It is interesting knowing how different writers write, isn't it?
It is indeed. And, as Hobbit said, it is nice that your publishers recognized the nature of your book(s) and, as he put it, allowed them the space to breath. Mine were literally split for size reasons, as the publisher (initially) could not handle binding books of that size. Fortunately I also found at least a cliff hanger to end Part 1 on; Part 2 actually starts with the next chapter in line, Chapter 13. With my second book they wanted to split it again, just so that it would match what was done with the first book, but knowing that in advance I could write a more even "break" into the story (and another cliff hanger, of course...).
I too am interested in your view on the youth market versus the adult market, and what you see that differentiates the two (I've yet to see much consensus on the question, so the more opinions the better!)
July 19th, 2005, 10:13 PM
Hi babe in the woods, little wise old man here. :D
Actually, I can't say "babe in the woods" anymore. I got a bit freaked out by the poem in one of Greg Bear's books about the babe in the woods crying out into the darkness and drawing down the wolves. What freaked me out was that the poem was about the SETI program. :eek:

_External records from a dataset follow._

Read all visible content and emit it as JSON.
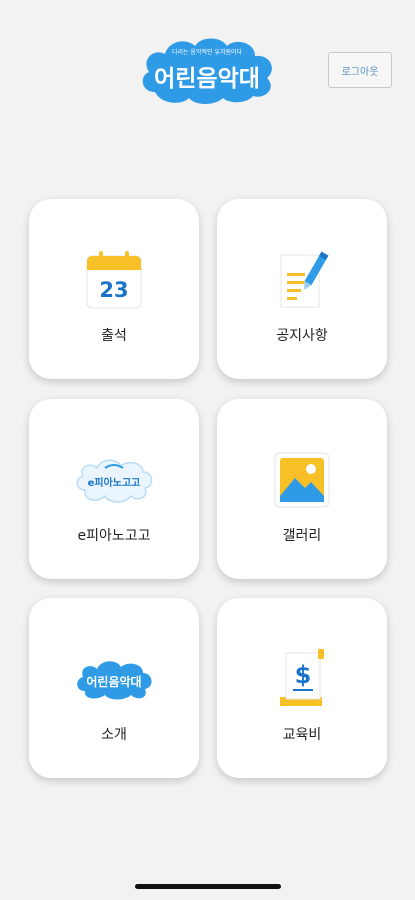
{
  "header": {
    "logo_text": "어린음악대",
    "logo_tagline": "다리는 음악적인 유치원이다",
    "logout_label": "로그아웃"
  },
  "menu": [
    {
      "label": "출석",
      "icon": "calendar-icon",
      "day": "23"
    },
    {
      "label": "공지사항",
      "icon": "notice-document-icon"
    },
    {
      "label": "e피아노고고",
      "icon": "epiano-gogo-logo-icon",
      "logo_text": "e피아노고고"
    },
    {
      "label": "갤러리",
      "icon": "gallery-image-icon"
    },
    {
      "label": "소개",
      "icon": "eorin-akdae-logo-icon",
      "logo_text": "어린음악대"
    },
    {
      "label": "교육비",
      "icon": "tuition-bill-icon"
    }
  ],
  "colors": {
    "background": "#f2f2f2",
    "brand_blue": "#2f9be6",
    "accent_yellow": "#f6c026",
    "calendar_text": "#1b74c9"
  }
}
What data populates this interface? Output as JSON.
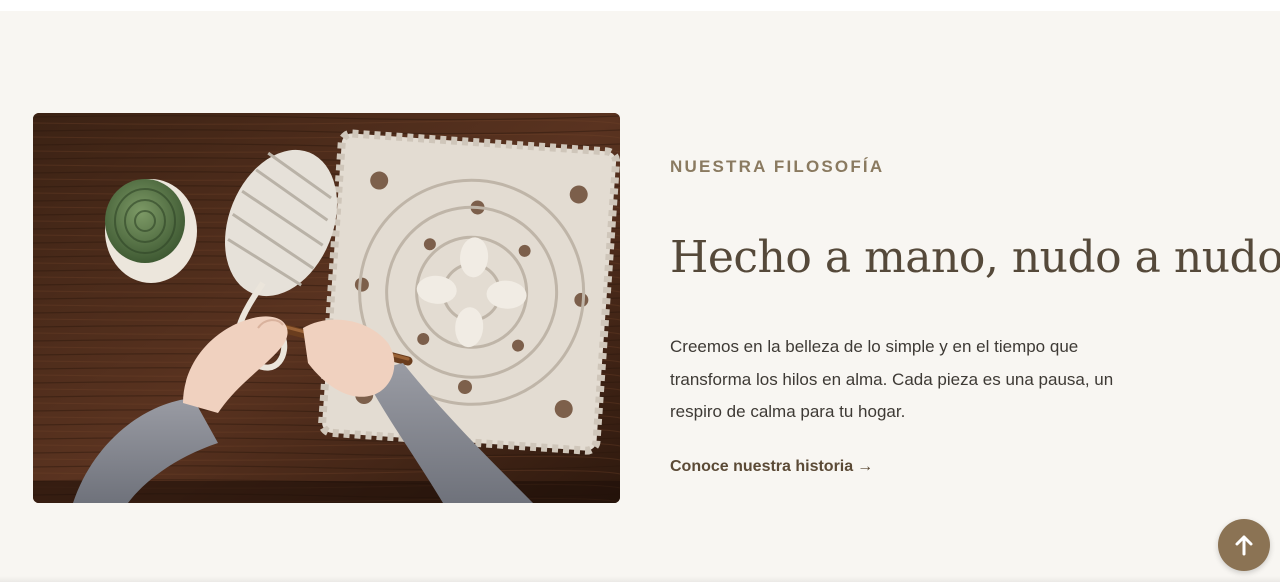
{
  "philosophy": {
    "eyebrow": "NUESTRA FILOSOFÍA",
    "headline": "Hecho a mano, nudo a nudo.",
    "body": "Creemos en la belleza de lo simple y en el tiempo que transforma los hilos en alma. Cada pieza es una pausa, un respiro de calma para tu hogar.",
    "cta_label": "Conoce nuestra historia",
    "cta_arrow": "→"
  },
  "image": {
    "subject": "hands-crocheting-granny-square"
  },
  "scroll_top": {
    "icon": "arrow-up-icon"
  },
  "colors": {
    "section_bg": "#f8f6f2",
    "accent": "#8b7354",
    "eyebrow": "#8a7a60",
    "heading": "#55493a",
    "body": "#3e3a35"
  }
}
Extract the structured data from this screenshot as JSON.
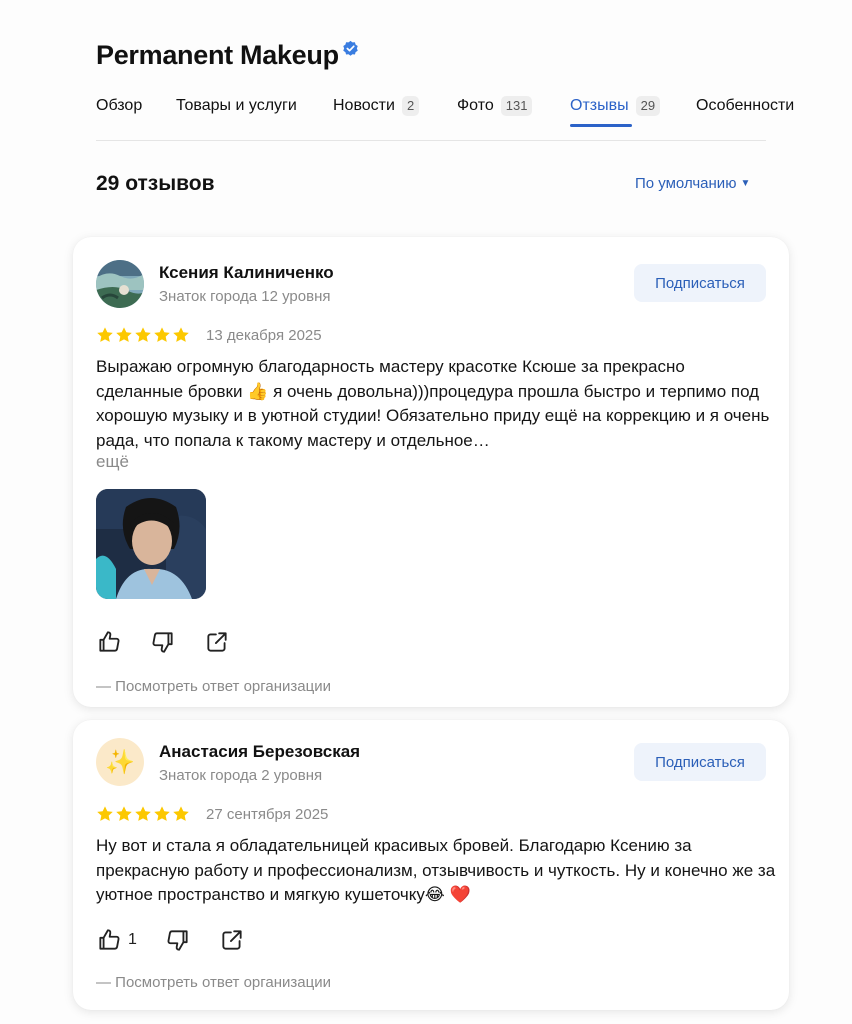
{
  "header": {
    "title": "Permanent Makeup"
  },
  "tabs": [
    {
      "label": "Обзор",
      "count": ""
    },
    {
      "label": "Товары и услуги",
      "count": ""
    },
    {
      "label": "Новости",
      "count": "2"
    },
    {
      "label": "Фото",
      "count": "131"
    },
    {
      "label": "Отзывы",
      "count": "29"
    },
    {
      "label": "Особенности",
      "count": ""
    }
  ],
  "reviews_header": {
    "count_label": "29 отзывов",
    "sort_label": "По умолчанию"
  },
  "reviews": [
    {
      "author": "Ксения Калиниченко",
      "level": "Знаток города 12 уровня",
      "subscribe_label": "Подписаться",
      "rating": 5,
      "date": "13 декабря 2025",
      "text": "Выражаю огромную благодарность мастеру красотке Ксюше за прекрасно сделанные бровки 👍 я очень довольна)))процедура прошла быстро и терпимо под хорошую музыку и в уютной студии! Обязательно приду ещё на коррекцию и я очень рада, что попала к такому мастеру и отдельное…",
      "more_label": "ещё",
      "likes": "",
      "reply_label": "— Посмотреть ответ организации"
    },
    {
      "author": "Анастасия Березовская",
      "level": "Знаток города 2 уровня",
      "subscribe_label": "Подписаться",
      "avatar_glyph": "✨",
      "rating": 5,
      "date": "27 сентября 2025",
      "text": "Ну вот и стала я обладательницей красивых бровей. Благодарю Ксению за прекрасную работу и профессионализм, отзывчивость и чуткость. Ну и конечно же за уютное пространство и мягкую кушеточку😂 ❤️",
      "likes": "1",
      "reply_label": "— Посмотреть ответ организации"
    }
  ],
  "colors": {
    "accent": "#2b62c8",
    "star": "#fcc800",
    "muted": "#8a8a8a",
    "button_bg": "#eef3fb"
  }
}
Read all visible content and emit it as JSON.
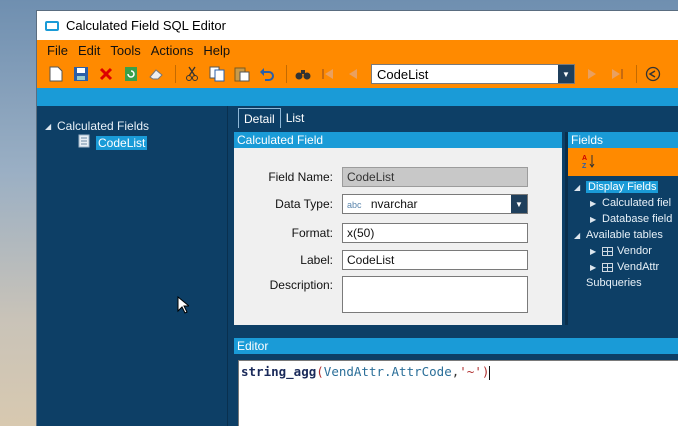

I see you're off to the Children's Festival soon. It was sad you couldn't make it down to Melbourne for Continuum 3 but I suppose with three small children you don't get to many cons each year. After you've sorted out the above questions, perhaps you could elaborate on how you manage to be so prolific with small children? At Continuum, Robin Hobb gave a great talk about the subject of not being taken seriously because she had kids. I wish there was a transcript. We parents were nodding furiously.